I was delighted that our first SHAKSPER Roundtable was on Presentism.
However, when the topic appeared again a few months ago I was not
terribly enthusiastic about seeing it. After the thread got under way,
contributions to it almost immediately got out of hand. There appear to
be a handful of members of this list who seem constitutionally incapable
of letting an intellectually progressive thought pass without their
being compelled to make disparaging remarks. And then there are those
who cannot permit theoretically interesting ideas to be shouted down and
drown out by the defenders of ANTI-intellectualism that has striven for
so long to pass for thought on this side of the Atlantic (extending
considerable beyond the eight-year reign of the current White House
inhabitant: Richard Hofstadter's _Anti-intellectualism in American Life_
was published in 1969).
FOLKS, this is my PULPIT, and I am doing the BULLYING right now. Grin
and bear it.
Well, back to where I stand.
This iteration of the Presentism thread is (after the one post to
follow) now timed out.
Furthermore, in future, I simply will be ignoring contributions that I
consider to be repetitions of the same old, same old complaints that I
have been bearing (and not very well at that) for so long.
My last remark brings up two more brief points about SHAKSPER and about me.
I still intend at some time soon to establish SHAKSPER as a
not-for-profit corporation so that I can accept tax-deductible
contributions to help me out with the expenses of maintaining and
delivering SHAKSPER and so that I can establish a legal entity that can
be passed on when I am no longer able to continue with it.
Which brings me to my final point. I have been undergoing yet another
medical challenge this semester, which is one of the reasons that
digests have not been arriving with the regularly with which I prefer to
Unfortunately, it has taken a long time to determine the cause of my

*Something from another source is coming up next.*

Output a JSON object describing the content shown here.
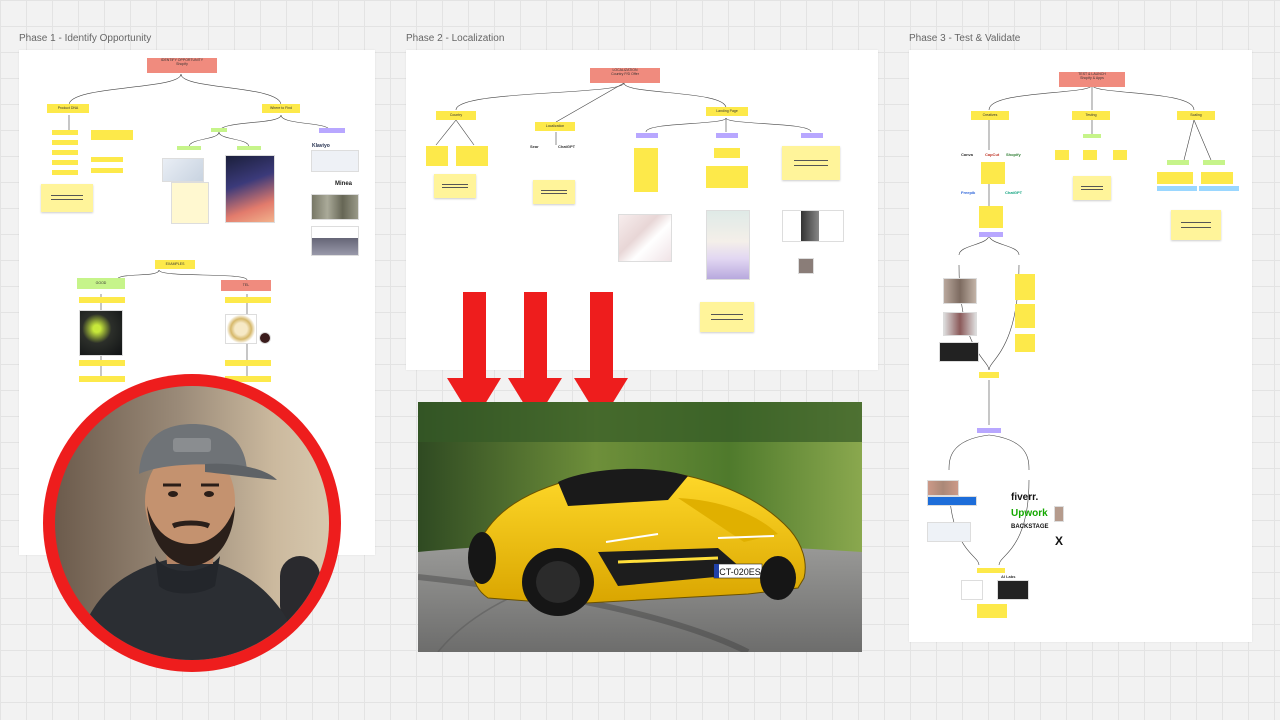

current malady, one thankfully that turns out not to be serious.
However, I will require yet another surgery and a bit of a recovery time
afterwards. As a result, I am seriously considering taking sick leave
for the spring semester, teaching only one of my normal four-course per
semester load. I need this time to recover physically and emotionally
and to provide me the time to get some of the writing and research that
I have been neglected since my mind has been so focused lately on my
pain and suffering. I am hoping that having a semester with a
dramatically reduced workload will recharge me so that I will not then
be forced to retire earlier than I had intended.
However, retirement is surely in my future. As much as I cannot imagine
a life without teaching, I have reached a point in my life in which I
just must be doing more of what I want to do in terms of scholarship.
Something has to go, and that something would appear to be teaching
service classes such as technical communications and other undergraduate
writing classes and responsibilities. Since working at a Comprehensive
II University requires a heavy teaching load, I will have either to
retire or find another employment situation so that I will have the time
to pursue the scholarship that I have only been able to slip in here and
there during my thirty plus past years.
Miles to go and all that jazz,
Hardy M. Cook
Owner-Editor-Moderator of SHAKSPER
S H A K S P E R: The Global Shakespeare Discussion List
Hardy M. Cook,
The S H A K S P E R Web Site <http://www.shaksper.net>
DISCLAIMER: Although SHAKSPER is a moderated discussion list, the
opinions expressed on it are the sole property of the poster, and the
editor assumes no responsibility for them.